Task goal: The listing has to be given again in full and exactly.

Supplied data:
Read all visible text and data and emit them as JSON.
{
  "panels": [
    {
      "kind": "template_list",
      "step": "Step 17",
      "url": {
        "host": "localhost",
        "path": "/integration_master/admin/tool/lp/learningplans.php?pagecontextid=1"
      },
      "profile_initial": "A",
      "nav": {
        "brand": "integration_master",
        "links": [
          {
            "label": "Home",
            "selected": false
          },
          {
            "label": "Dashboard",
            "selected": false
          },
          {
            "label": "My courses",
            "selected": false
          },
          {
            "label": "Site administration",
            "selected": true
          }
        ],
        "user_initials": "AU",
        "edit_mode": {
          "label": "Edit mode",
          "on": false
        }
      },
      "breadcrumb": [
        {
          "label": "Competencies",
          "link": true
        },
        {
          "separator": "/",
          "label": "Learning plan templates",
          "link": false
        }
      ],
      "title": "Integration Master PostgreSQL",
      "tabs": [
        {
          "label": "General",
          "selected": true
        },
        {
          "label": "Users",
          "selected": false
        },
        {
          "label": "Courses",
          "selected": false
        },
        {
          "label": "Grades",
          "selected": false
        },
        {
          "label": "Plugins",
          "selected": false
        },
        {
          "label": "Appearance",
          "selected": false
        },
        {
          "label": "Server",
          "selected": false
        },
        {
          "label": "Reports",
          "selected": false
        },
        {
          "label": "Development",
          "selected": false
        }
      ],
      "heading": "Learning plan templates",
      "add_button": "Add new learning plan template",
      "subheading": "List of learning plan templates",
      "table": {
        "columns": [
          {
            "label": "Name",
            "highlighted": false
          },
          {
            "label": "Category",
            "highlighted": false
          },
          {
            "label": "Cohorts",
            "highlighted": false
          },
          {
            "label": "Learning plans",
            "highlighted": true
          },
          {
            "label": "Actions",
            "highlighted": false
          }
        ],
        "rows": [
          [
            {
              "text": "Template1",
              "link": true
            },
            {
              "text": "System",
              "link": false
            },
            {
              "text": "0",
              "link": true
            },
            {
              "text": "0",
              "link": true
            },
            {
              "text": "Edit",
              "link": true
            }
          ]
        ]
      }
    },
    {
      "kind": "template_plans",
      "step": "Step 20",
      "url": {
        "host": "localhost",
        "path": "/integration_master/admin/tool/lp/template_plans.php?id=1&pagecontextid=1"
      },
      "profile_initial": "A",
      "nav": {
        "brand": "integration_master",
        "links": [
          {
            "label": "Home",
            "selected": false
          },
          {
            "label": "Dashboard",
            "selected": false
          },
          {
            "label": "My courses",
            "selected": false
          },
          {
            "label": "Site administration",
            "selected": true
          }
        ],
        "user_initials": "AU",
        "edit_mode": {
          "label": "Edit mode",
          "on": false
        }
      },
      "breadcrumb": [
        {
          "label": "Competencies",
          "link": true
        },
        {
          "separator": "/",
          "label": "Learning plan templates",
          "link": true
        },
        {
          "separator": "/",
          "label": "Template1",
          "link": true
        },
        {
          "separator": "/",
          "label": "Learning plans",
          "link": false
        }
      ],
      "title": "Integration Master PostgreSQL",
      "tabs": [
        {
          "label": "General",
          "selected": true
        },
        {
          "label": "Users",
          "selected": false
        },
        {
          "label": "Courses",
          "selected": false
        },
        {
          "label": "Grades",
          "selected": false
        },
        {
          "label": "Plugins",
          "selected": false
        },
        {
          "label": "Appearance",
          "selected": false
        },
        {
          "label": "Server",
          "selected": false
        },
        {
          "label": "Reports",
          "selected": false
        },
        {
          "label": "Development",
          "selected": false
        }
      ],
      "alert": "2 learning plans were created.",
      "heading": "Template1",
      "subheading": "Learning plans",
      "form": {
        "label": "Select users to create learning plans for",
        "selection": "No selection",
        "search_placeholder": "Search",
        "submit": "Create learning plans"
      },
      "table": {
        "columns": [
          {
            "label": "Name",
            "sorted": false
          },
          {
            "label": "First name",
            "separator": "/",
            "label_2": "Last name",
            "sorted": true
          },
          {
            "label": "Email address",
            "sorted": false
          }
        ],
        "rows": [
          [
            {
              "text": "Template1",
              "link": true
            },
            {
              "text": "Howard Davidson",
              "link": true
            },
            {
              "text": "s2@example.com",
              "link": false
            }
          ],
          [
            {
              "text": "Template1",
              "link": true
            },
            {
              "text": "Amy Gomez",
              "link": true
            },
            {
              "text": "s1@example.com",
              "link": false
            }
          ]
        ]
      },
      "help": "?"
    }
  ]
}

Task response:
Read all visible text and data and emit them as JSON.
{
  "panels": [
    {
      "kind": "template_list",
      "step": "Step 17",
      "url": {
        "host": "localhost",
        "path": "/integration_master/admin/tool/lp/learningplans.php?pagecontextid=1"
      },
      "profile_initial": "A",
      "nav": {
        "brand": "integration_master",
        "links": [
          {
            "label": "Home",
            "selected": false
          },
          {
            "label": "Dashboard",
            "selected": false
          },
          {
            "label": "My courses",
            "selected": false
          },
          {
            "label": "Site administration",
            "selected": true
          }
        ],
        "user_initials": "AU",
        "edit_mode": {
          "label": "Edit mode",
          "on": false
        }
      },
      "breadcrumb": [
        {
          "label": "Competencies",
          "link": true
        },
        {
          "separator": "/",
          "label": "Learning plan templates",
          "link": false
        }
      ],
      "title": "Integration Master PostgreSQL",
      "tabs": [
        {
          "label": "General",
          "selected": true
        },
        {
          "label": "Users",
          "selected": false
        },
        {
          "label": "Courses",
          "selected": false
        },
        {
          "label": "Grades",
          "selected": false
        },
        {
          "label": "Plugins",
          "selected": false
        },
        {
          "label": "Appearance",
          "selected": false
        },
        {
          "label": "Server",
          "selected": false
        },
        {
          "label": "Reports",
          "selected": false
        },
        {
          "label": "Development",
          "selected": false
        }
      ],
      "heading": "Learning plan templates",
      "add_button": "Add new learning plan template",
      "subheading": "List of learning plan templates",
      "table": {
        "columns": [
          {
            "label": "Name",
            "highlighted": false
          },
          {
            "label": "Category",
            "highlighted": false
          },
          {
            "label": "Cohorts",
            "highlighted": false
          },
          {
            "label": "Learning plans",
            "highlighted": true
          },
          {
            "label": "Actions",
            "highlighted": false
          }
        ],
        "rows": [
          [
            {
              "text": "Template1",
              "link": true
            },
            {
              "text": "System",
              "link": false
            },
            {
              "text": "0",
              "link": true
            },
            {
              "text": "0",
              "link": true
            },
            {
              "text": "Edit",
              "link": true
            }
          ]
        ]
      }
    },
    {
      "kind": "template_plans",
      "step": "Step 20",
      "url": {
        "host": "localhost",
        "path": "/integration_master/admin/tool/lp/template_plans.php?id=1&pagecontextid=1"
      },
      "profile_initial": "A",
      "nav": {
        "brand": "integration_master",
        "links": [
          {
            "label": "Home",
            "selected": false
          },
          {
            "label": "Dashboard",
            "selected": false
          },
          {
            "label": "My courses",
            "selected": false
          },
          {
            "label": "Site administration",
            "selected": true
          }
        ],
        "user_initials": "AU",
        "edit_mode": {
          "label": "Edit mode",
          "on": false
        }
      },
      "breadcrumb": [
        {
          "label": "Competencies",
          "link": true
        },
        {
          "separator": "/",
          "label": "Learning plan templates",
          "link": true
        },
        {
          "separator": "/",
          "label": "Template1",
          "link": true
        },
        {
          "separator": "/",
          "label": "Learning plans",
          "link": false
        }
      ],
      "title": "Integration Master PostgreSQL",
      "tabs": [
        {
          "label": "General",
          "selected": true
        },
        {
          "label": "Users",
          "selected": false
        },
        {
          "label": "Courses",
          "selected": false
        },
        {
          "label": "Grades",
          "selected": false
        },
        {
          "label": "Plugins",
          "selected": false
        },
        {
          "label": "Appearance",
          "selected": false
        },
        {
          "label": "Server",
          "selected": false
        },
        {
          "label": "Reports",
          "selected": false
        },
        {
          "label": "Development",
          "selected": false
        }
      ],
      "alert": "2 learning plans were created.",
      "heading": "Template1",
      "subheading": "Learning plans",
      "form": {
        "label": "Select users to create learning plans for",
        "selection": "No selection",
        "search_placeholder": "Search",
        "submit": "Create learning plans"
      },
      "table": {
        "columns": [
          {
            "label": "Name",
            "sorted": false
          },
          {
            "label": "First name",
            "separator": "/",
            "label_2": "Last name",
            "sorted": true
          },
          {
            "label": "Email address",
            "sorted": false
          }
        ],
        "rows": [
          [
            {
              "text": "Template1",
              "link": true
            },
            {
              "text": "Howard Davidson",
              "link": true
            },
            {
              "text": "s2@example.com",
              "link": false
            }
          ],
          [
            {
              "text": "Template1",
              "link": true
            },
            {
              "text": "Amy Gomez",
              "link": true
            },
            {
              "text": "s1@example.com",
              "link": false
            }
          ]
        ]
      },
      "help": "?"
    }
  ]
}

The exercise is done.